Maybe we should never have to put prices on our dreams, on our work, and look for other ways to value ourselves! Maybe someday we will have moved past it. Until then, distant dreams are for sale, and you can find them just before the cashier.

Raphael Orlove is features editor for Jalopnik.

DISCUSSION

a-barth
A. Barth

Hyundai was founded in 1947 and didn’t start producing cars until the 1960s, which would be your first tip that this classification is wrong. We’re looking at a Daihatsu here.

I have no desire to crimp any of the Joe-Dirt-ian enjoyment here, but it’s possible that Daihatsu was not an option for the ‘manufacturer’ field, leading a geographically-challenged individual to pick a marque that looked equally foreign.

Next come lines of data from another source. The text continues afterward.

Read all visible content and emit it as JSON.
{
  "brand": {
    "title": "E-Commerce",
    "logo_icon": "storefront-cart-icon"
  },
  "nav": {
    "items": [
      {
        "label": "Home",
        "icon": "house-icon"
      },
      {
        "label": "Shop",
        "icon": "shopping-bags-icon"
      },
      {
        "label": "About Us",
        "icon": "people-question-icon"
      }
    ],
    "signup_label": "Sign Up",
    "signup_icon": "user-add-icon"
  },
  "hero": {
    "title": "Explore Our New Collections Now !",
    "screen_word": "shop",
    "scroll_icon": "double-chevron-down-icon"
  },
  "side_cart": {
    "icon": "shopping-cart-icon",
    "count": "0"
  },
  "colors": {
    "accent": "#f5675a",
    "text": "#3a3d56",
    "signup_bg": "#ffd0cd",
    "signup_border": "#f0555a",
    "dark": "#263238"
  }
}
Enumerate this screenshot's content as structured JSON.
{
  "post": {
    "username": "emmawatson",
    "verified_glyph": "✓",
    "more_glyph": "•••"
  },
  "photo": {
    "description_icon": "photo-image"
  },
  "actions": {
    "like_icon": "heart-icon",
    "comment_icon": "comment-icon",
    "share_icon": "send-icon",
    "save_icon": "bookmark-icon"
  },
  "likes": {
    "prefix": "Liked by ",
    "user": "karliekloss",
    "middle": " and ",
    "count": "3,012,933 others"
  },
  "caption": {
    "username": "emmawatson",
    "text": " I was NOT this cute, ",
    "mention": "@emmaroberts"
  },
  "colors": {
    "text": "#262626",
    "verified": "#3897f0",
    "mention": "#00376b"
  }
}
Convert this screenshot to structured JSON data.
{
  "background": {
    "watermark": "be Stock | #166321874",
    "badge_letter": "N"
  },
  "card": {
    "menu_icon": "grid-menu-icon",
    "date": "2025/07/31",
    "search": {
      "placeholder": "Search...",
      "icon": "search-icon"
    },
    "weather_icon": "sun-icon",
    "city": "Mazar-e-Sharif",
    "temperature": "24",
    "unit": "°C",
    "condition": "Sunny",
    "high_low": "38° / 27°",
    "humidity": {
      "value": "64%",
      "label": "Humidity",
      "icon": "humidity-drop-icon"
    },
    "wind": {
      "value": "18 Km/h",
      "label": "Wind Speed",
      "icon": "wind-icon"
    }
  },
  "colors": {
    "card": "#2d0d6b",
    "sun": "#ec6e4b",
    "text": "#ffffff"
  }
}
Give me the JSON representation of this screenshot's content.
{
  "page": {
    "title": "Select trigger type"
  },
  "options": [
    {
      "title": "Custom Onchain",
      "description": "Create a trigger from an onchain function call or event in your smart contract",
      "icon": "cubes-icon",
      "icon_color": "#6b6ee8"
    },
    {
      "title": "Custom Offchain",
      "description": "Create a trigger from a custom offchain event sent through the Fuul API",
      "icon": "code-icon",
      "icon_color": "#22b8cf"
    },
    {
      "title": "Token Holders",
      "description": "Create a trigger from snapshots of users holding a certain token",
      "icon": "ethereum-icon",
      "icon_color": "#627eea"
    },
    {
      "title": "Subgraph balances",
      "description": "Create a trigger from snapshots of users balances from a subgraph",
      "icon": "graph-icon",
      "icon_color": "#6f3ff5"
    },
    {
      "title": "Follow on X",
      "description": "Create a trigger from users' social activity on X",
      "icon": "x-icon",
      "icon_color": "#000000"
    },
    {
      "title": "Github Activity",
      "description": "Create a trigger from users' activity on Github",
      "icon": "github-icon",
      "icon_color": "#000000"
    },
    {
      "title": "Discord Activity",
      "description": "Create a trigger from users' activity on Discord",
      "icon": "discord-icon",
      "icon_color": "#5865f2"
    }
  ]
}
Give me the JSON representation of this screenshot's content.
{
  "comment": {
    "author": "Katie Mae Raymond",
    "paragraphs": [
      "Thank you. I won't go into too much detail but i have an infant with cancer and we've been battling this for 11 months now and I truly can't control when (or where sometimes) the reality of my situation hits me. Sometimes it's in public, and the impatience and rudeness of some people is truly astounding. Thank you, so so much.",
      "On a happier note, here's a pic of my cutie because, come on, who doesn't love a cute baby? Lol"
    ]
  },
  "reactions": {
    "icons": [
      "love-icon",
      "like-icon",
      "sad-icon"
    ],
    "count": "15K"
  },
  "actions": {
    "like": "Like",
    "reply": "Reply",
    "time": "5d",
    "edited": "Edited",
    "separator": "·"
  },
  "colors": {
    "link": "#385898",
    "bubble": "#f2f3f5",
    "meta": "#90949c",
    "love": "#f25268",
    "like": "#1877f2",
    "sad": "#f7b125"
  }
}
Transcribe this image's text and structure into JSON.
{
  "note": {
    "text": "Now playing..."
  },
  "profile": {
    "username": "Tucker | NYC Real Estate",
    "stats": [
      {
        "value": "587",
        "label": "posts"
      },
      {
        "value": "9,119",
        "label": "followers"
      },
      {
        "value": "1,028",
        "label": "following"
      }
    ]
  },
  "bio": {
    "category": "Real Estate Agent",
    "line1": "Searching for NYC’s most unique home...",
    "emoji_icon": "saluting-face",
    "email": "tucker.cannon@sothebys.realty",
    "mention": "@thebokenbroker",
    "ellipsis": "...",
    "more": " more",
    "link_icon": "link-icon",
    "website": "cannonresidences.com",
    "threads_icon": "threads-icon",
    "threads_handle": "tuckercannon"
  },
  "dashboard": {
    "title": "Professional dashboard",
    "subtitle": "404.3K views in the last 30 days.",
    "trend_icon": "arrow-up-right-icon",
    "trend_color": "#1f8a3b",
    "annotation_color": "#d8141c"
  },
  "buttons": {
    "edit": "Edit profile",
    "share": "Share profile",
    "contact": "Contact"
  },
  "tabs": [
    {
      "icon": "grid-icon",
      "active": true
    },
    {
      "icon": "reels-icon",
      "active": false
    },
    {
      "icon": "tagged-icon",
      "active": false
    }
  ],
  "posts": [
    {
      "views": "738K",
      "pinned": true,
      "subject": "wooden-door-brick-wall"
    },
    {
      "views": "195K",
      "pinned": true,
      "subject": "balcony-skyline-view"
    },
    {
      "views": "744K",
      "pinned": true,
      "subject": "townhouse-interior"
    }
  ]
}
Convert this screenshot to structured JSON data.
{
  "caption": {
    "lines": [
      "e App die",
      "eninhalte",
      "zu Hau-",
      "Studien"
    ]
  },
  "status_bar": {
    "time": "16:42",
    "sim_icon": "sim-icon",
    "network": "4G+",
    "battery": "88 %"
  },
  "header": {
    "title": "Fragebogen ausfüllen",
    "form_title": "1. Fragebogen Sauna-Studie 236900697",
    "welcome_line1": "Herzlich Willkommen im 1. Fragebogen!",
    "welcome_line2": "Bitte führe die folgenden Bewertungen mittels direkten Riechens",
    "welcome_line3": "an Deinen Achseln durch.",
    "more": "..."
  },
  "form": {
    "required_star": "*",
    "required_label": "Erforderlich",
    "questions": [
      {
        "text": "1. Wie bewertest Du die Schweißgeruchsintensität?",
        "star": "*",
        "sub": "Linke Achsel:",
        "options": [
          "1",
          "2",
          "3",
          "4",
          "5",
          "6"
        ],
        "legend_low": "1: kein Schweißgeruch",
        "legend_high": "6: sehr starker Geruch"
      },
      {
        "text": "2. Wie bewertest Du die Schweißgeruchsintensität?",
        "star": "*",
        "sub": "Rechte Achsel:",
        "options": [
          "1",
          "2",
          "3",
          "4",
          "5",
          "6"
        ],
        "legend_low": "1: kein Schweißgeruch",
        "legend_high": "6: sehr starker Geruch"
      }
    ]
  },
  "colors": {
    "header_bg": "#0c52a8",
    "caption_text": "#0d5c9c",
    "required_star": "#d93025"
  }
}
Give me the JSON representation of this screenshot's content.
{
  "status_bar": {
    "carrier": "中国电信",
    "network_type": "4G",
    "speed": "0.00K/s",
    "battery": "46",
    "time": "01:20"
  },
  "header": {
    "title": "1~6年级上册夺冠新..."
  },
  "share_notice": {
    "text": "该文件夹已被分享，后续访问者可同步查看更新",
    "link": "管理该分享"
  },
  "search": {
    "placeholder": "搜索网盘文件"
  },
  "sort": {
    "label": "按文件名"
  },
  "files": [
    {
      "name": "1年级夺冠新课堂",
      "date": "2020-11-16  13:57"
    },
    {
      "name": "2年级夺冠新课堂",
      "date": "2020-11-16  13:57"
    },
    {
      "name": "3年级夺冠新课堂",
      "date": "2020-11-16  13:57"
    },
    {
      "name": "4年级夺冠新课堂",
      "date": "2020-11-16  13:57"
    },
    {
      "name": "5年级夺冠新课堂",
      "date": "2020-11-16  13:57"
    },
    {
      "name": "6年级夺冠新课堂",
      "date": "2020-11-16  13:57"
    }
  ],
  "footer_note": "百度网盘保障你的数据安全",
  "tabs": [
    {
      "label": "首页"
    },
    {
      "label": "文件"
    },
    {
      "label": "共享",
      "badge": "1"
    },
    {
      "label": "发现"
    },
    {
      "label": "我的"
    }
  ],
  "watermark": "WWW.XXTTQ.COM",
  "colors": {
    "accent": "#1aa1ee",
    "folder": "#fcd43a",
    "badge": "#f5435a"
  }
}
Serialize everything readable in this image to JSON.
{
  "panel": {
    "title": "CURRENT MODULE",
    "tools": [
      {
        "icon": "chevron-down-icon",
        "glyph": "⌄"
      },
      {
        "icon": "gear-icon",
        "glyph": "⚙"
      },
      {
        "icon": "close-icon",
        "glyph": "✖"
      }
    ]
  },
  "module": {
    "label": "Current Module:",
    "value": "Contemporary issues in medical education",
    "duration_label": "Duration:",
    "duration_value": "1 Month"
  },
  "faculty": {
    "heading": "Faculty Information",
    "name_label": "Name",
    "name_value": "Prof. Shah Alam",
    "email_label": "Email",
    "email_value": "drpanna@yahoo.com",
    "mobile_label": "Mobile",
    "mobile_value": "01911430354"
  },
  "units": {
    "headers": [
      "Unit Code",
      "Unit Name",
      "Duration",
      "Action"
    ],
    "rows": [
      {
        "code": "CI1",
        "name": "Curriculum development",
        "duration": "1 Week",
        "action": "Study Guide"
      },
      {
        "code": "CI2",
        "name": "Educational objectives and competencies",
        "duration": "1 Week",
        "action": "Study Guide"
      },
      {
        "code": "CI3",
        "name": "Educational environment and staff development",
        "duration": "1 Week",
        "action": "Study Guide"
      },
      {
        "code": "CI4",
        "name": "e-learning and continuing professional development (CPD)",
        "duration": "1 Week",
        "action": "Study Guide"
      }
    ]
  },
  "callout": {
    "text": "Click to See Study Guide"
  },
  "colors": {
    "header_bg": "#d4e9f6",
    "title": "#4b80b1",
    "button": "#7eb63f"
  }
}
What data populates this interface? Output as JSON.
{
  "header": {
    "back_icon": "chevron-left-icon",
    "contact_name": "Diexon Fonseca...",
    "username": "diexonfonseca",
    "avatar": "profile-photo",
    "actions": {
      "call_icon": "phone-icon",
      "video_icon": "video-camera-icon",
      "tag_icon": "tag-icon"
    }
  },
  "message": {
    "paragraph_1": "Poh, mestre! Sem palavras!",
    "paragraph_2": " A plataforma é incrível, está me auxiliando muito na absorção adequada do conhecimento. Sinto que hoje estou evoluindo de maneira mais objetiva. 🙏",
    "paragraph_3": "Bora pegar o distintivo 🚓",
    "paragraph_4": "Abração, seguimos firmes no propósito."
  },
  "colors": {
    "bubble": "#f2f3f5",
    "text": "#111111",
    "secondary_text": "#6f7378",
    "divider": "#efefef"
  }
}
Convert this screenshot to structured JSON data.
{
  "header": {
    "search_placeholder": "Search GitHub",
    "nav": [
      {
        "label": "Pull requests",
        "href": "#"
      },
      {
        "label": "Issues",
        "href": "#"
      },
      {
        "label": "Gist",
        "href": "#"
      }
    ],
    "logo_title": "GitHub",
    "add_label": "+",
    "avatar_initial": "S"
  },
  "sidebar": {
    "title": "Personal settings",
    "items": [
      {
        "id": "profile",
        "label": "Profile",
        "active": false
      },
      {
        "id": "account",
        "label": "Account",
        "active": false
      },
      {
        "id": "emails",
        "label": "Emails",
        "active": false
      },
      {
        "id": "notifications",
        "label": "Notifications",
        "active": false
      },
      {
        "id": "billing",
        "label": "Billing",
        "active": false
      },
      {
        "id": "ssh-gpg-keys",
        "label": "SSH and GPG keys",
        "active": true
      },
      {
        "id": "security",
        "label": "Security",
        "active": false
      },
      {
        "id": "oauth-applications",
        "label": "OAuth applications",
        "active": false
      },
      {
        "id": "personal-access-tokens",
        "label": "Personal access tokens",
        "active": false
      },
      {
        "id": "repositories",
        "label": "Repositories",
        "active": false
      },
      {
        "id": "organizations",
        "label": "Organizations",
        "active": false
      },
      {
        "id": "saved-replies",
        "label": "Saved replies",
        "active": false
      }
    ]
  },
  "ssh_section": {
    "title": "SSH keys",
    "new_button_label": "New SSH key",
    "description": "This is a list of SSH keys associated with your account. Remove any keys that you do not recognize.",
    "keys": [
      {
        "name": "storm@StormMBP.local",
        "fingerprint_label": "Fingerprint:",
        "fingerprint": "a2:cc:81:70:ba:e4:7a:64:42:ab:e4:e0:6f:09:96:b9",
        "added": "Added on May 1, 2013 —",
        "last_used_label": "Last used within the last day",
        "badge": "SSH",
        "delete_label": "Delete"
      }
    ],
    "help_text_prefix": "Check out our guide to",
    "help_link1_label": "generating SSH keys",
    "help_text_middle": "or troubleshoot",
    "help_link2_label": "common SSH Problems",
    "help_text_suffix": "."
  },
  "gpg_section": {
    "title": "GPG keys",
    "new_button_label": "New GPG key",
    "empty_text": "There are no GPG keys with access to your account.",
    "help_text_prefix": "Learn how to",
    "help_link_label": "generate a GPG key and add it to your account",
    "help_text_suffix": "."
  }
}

(Yes, I know Daihatsu and Hyundai are from different countries. I did not write the ad.)